(2.) Entry list found at the OED Online version (and changed since September) at < first>.

(3.) Quotation is from "The Undefeated": "Pic him, Manos," he said. "Cut him down to size for me."

(4.) Quoted in Arthur Mizener's The Saddest Story "Ford had stayed up all night writing pneumatiques" (342) defined in the OED as letters delivered by a Paris pneumatic dispatch system.

(5.) In "The Undefeated"; OED entry also includes use of "recorte" in DIA (1931).

(6.) From Scribner's Magazine (April 1933): 206.

(7.) In SL (1981), 119. The noun form was used as early as 1585, according to the OED print edition; it doesn't seem possible that Hemingway was the first to use the word as an adjective.
OED entries containing Hemingway as the "first-cited author"
(as of 15 September 2006) (2)

Entry Date Match

anis 1926 Fiesta (1927) 173
bal musette 1926 Fiesta (1927) 25
barrera 1924 IOT (Ch. 12) 22
bop, n 1937 THHN 149
by-line 1926 Fiesta (1927) 19
cante hondo, jondo 1932 DIA 41
Chris(s)ake 1933 WTN (1934) 199
ciao, int 1929 AFTA 18
clochard 1940 FWTBT 340
cojones, n. pl. 1932 DIA 28
coleta 1928 MWW 61
cornada 1932 DIA 244
crut 1925 IOT 66
faena 1927 MWW (1928) 43
farol 1932 DIA 18
heil, int. 1927 MWW (1928) 182
Izarra 1926 SAR 243
larga 1932 DIA 170
media vuelta, n. 1932 DIA 197
 (see banderilla)
molinete, n. 1932 DIA 18
 (see under farol)
morrillo, n. 1932 DIA 180
 (see under morillo)
morucho, n. 1932 DIA 128
pic, n. 1925 This Quarter
 (Autumn-Winter) 206
pic, n. 1926 SAR 173
pic, v. 1927 MWW (1928) 33
 (see under "cut" 54) (3)
pneumatique 1924 Letter (9 August) to Mizener4
querencia 1932 DIA 150
quite 1926 SAR 225
recorte 1925 This Quarter (I. ii) 217 (5)
reventa 1932 DIA 40
rubberiness 1952 OMATS 125
salud, int. 1938 TFC7
salut, int. 1933 "Homage to Switzerland" (6)
scallopini 1950 ARIT 103
shitty, a. 1924 Letter to Ezra Pound (19 July) (7)
spooked, ppl. a. 1937 THHN 50
stumblebum 1932 DIA 297
tenente 1929 AFTA 15
whunk, n. (and v.) 1935 GHOA 53
COPYRIGHT 2007 Ernest Hemingway Foundation
No portion of this article can be reproduced without the express written permission from the copyright holder.
Copyright 2007 Gale, Cengage Learning. All rights reserved.
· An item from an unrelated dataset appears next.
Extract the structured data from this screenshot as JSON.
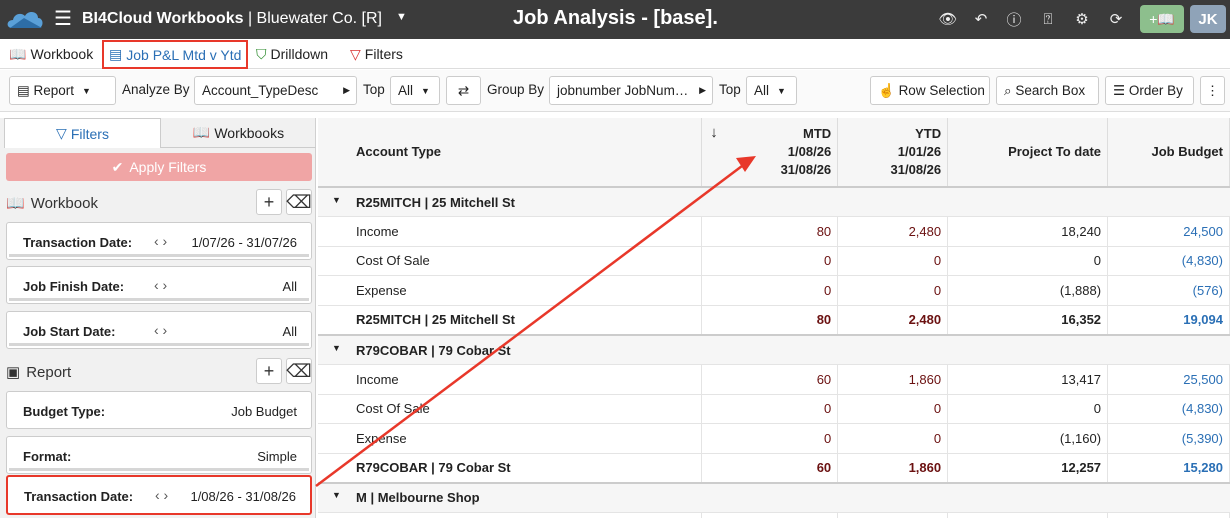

Article Details
Printer friendly Cite/link Email Feedback
Title Annotation:NOTES; Ernest Hemingway; Oxford English Dictionary
Author:Oliver, Charles M.
Publication:The Hemingway Review
Article Type:Critical essay
Geographic Code:1USA
Date:Mar 22, 2007
Previous Article:Raymond Carver's inheritance from Ernest Hemingway's literary technique.
Next Article:Reading For Whom the Bell Tolls with Barthes, Bakhtin, and Shapiro.

Terms of use | Privacy policy | Copyright © 2020 Farlex, Inc. | Feedback | For webmasters